Rica to Usbek in ***


The other day I went to dine at the house of a man of the robe1 who had invi­ted me seve­ral times. After tal­king about many things, I said to him : Monsieur, I have the impres­sion that that your pro­fes­sion is very dif­fi­cult. Not as much as you ima­gine, he replied ; the way we go about it, it is just an amu­se­ment. But how ? Is your head not always full of other peo­ple’s busi­ness ? Are you not always occu­pied by things that are unin­te­res­ting ? You are right, these things are not inte­res­ting, for we take no inte­rest wha­te­ver in them, and that itself makes the pro­fes­sion not as one­rous as you say. When I saw him taking the mat­ter in so deta­ched a way, I conti­nued, and said to him : Monsieur, I have not seen your office. I should think not, for I have none. When I took this charge I nee­ded money to pay for my pro­vi­sions2 : I sold my library, and the book­sel­ler who took it, from a pro­di­gious num­ber of volu­mes, left me only my book of accounts. It is not that I miss them : we jud­ges do not puff our­sel­ves up with vain science ; what need do we have of all those volu­mes of laws ? Almost all the cases are hypo­the­ti­cal, and out­side the gene­ral rule. But could that not be, mon­sieur, because you force them out­side ? For after all, why would every peo­ple on earth have laws, if they did not have their appli­ca­tion ? And how can you apply them, if you do not know them ? If you know the Palace,3 added the magis­trate, you would not speak as you do : we have living books, which are the lawyers ; they work for us and their duty is to ins­truct us. And do they not some­ti­mes also make it their duty to deceive you ? I rejoi­ned. You would the­re­fore not be wrong to pro­tect your­self from their traps. They have wea­pons with which they attack your equity ; it would be good for you also to have some to defend it, and not to join in the bat­tle lightly clad among men armo­red to the teeth.

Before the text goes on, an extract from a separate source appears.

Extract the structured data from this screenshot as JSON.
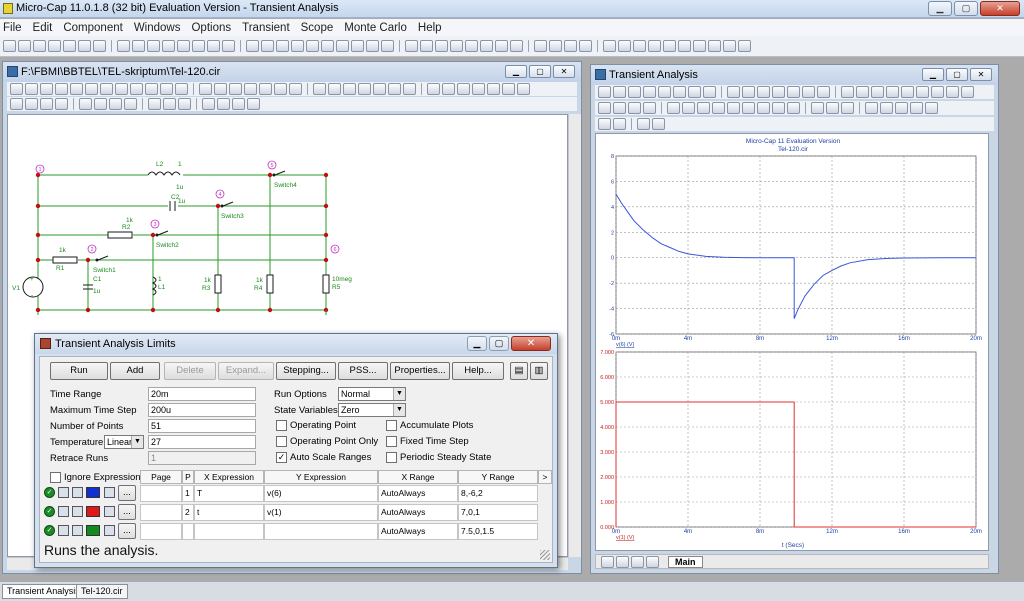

Paris this 13th day of the moon of Chahban 1714

A member of the judicial nobility.

Letters patent officially confirming purchase of a charge as justice at the Parlement. Montesquieu himself owned a position (président à mortier) in the Bordeaux parlement.

The Palais de justice, courthouse and seat of the Paris Parlement.